Discussion in 'Commercial Snow Removal' started by motox, Oct 30, 2012.

  1. motox

    motox Junior Member
    Messages: 27

    New to the commercial aspect of snow removal and have not had the need to use a contract. I recently am in Need of a contract for a new condo complex i will be servicing. I would greatly if someone could message me or email me a copy of the contract they use and i can use the main details and configure it to my standards. I would greatly appreciate it. Thank you in advance
  2. grandview

    grandview PlowSite Fanatic
    Messages: 14,609

    Didn't the condo have their own paperwork to sign?
  3. Plowtoy

    Plowtoy Senior Member
    Messages: 929

    If you use the search feature, you may find one that will work for you. I thought that in the bidding and estimating forum, there were some contract template's that were "stickies" but I didn't see them today. I found one on here over the summer that was from "Toms Plowing" and changed it to meet my needs. Good luck!
  4. perrysee

    perrysee Senior Member
    Messages: 121

    i found the same one too from tom's plowing and works great for me .covers all the basics you will need
  5. Herm Witte

    Herm Witte Senior Member
    Messages: 595

    Suggest you join SIMA. Reasonably priced association with a lot to offer including contract templates.
  6. BillyRgn

    BillyRgn Senior Member
    Messages: 728
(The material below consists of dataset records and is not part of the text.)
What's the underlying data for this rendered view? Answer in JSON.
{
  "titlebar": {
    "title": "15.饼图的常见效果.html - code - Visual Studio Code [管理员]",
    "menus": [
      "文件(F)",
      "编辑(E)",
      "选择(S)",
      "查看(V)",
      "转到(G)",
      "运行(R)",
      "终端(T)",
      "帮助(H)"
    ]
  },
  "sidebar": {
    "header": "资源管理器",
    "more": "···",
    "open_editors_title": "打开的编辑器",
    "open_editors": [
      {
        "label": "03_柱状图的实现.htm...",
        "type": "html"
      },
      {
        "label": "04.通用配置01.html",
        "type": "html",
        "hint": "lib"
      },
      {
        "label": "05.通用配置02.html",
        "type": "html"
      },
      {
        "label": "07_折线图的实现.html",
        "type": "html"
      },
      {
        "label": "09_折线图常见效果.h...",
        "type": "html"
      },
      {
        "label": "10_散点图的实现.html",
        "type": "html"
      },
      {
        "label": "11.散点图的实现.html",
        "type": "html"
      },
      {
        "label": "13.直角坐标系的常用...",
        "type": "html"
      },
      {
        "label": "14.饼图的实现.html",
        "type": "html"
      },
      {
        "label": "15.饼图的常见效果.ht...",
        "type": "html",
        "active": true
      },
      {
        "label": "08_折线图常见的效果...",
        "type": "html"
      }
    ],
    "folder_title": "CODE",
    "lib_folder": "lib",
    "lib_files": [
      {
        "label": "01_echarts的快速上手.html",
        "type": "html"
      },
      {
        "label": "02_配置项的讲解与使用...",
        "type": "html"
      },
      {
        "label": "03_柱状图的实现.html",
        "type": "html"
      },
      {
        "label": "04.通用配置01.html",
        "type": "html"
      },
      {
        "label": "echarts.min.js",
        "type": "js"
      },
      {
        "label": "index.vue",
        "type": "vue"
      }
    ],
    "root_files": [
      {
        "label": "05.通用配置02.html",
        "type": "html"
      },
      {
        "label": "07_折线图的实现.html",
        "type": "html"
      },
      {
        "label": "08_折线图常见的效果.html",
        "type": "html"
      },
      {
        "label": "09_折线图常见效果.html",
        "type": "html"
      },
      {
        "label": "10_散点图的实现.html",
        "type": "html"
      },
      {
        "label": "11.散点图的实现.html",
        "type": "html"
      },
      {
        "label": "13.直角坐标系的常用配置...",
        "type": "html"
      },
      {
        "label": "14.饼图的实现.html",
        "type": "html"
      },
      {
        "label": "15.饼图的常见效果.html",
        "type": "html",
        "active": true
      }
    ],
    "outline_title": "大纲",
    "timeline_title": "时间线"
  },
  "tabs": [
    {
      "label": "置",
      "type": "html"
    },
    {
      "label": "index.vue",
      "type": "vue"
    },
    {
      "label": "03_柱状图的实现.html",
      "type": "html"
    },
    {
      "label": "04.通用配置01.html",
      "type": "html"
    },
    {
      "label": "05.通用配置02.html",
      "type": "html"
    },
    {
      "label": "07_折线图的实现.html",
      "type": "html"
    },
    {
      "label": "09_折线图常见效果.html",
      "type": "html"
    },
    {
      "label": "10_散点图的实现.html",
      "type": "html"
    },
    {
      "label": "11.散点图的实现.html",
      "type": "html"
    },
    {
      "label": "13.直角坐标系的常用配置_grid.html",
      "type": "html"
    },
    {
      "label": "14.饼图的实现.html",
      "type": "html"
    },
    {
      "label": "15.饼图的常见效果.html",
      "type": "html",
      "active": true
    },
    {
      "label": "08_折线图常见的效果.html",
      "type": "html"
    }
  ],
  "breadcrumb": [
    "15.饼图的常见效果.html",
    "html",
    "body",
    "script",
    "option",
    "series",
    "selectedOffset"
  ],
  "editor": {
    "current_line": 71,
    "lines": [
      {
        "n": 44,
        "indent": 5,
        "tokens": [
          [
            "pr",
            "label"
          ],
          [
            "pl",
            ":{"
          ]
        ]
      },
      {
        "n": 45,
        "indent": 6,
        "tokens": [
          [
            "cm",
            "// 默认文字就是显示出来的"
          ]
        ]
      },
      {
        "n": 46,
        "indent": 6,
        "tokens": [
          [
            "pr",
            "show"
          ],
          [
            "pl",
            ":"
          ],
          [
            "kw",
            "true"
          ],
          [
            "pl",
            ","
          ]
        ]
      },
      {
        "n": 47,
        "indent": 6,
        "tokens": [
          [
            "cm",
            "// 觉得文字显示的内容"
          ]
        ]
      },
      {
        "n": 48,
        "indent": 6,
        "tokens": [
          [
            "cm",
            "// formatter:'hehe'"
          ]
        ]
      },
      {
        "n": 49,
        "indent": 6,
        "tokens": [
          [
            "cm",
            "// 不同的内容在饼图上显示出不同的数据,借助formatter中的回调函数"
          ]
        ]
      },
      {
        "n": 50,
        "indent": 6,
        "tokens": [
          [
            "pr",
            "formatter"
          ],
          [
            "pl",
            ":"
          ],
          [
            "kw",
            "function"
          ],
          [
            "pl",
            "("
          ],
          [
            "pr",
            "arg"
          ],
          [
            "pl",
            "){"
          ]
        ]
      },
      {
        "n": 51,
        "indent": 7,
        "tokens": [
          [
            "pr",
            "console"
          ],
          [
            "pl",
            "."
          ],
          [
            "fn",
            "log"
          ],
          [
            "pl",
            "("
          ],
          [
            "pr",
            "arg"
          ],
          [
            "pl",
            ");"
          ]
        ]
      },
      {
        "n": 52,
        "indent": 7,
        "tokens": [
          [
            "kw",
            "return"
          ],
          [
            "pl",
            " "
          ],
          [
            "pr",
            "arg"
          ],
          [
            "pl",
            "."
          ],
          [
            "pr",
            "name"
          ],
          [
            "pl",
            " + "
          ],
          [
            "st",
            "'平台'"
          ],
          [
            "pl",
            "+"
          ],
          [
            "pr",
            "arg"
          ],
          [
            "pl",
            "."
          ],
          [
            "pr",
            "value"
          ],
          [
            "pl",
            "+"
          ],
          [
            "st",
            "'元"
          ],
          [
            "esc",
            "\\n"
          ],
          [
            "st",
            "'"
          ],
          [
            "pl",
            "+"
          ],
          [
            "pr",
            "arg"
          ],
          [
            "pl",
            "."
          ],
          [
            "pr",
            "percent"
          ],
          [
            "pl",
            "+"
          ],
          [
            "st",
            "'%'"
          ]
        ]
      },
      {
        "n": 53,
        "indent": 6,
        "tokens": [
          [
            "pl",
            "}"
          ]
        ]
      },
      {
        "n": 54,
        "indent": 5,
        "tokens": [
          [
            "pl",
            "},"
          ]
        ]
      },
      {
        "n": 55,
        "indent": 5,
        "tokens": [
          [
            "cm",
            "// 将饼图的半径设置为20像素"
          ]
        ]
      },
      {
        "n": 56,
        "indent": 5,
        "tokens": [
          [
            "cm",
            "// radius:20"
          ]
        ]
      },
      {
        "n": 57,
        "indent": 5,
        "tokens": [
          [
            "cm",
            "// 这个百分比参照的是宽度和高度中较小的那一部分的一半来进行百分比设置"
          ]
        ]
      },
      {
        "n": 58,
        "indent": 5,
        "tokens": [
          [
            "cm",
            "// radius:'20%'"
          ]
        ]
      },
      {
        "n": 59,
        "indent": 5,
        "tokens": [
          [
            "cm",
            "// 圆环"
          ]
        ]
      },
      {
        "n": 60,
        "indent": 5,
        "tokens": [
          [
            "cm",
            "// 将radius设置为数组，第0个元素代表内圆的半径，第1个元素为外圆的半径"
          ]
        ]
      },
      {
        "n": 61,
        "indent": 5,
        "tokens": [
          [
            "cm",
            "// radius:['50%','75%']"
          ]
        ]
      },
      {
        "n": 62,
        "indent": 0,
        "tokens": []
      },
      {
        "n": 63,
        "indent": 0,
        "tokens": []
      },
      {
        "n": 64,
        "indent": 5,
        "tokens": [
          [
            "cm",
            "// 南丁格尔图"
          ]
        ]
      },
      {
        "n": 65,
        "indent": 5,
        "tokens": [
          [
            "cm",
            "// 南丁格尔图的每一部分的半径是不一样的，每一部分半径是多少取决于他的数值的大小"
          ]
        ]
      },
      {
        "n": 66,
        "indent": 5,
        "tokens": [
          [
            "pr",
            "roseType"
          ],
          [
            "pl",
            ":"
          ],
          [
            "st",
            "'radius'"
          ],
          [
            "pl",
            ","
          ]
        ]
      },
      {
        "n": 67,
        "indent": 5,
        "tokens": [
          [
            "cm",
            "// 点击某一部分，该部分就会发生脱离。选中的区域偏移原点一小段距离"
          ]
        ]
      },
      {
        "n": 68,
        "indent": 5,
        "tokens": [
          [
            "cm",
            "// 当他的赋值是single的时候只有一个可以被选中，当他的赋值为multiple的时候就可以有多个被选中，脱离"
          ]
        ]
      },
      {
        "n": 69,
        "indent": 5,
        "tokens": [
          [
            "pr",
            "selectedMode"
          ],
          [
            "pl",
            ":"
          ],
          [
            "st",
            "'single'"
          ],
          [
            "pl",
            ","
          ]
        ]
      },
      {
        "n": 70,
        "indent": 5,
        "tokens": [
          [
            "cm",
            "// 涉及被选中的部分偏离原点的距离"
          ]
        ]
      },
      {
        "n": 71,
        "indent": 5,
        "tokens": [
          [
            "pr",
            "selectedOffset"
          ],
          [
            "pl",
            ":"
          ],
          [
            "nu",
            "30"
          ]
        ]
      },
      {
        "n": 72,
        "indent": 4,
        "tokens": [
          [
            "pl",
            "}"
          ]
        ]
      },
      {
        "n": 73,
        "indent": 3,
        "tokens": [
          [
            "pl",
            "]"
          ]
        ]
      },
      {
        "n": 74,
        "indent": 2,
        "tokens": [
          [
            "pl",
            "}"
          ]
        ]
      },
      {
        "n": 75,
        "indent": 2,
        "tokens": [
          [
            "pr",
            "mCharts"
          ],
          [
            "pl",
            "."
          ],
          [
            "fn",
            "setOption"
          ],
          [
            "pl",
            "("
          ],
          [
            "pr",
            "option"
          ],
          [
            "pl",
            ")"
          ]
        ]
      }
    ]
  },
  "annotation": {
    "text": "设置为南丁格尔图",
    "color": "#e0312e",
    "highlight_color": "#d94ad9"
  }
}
    The best advise I ever got was to to have a lawyer write the contract up or review it. It cost some money but you are deffinatly better off in the long run. Generally the condo or property manager will write up and give you the contract to sign .I always take a new contract to my lawyer and he makes some changes usually and then we have the client approve the changes before I sign it. I have had single page contracts and I have had a contract that was forty something pages. There really isn't a generic contract to use for commercial places like condos, apartments etc. the contract should be talored specifically tithe property in question. This is the best information I ever got and is the best thing that I can recommend that you do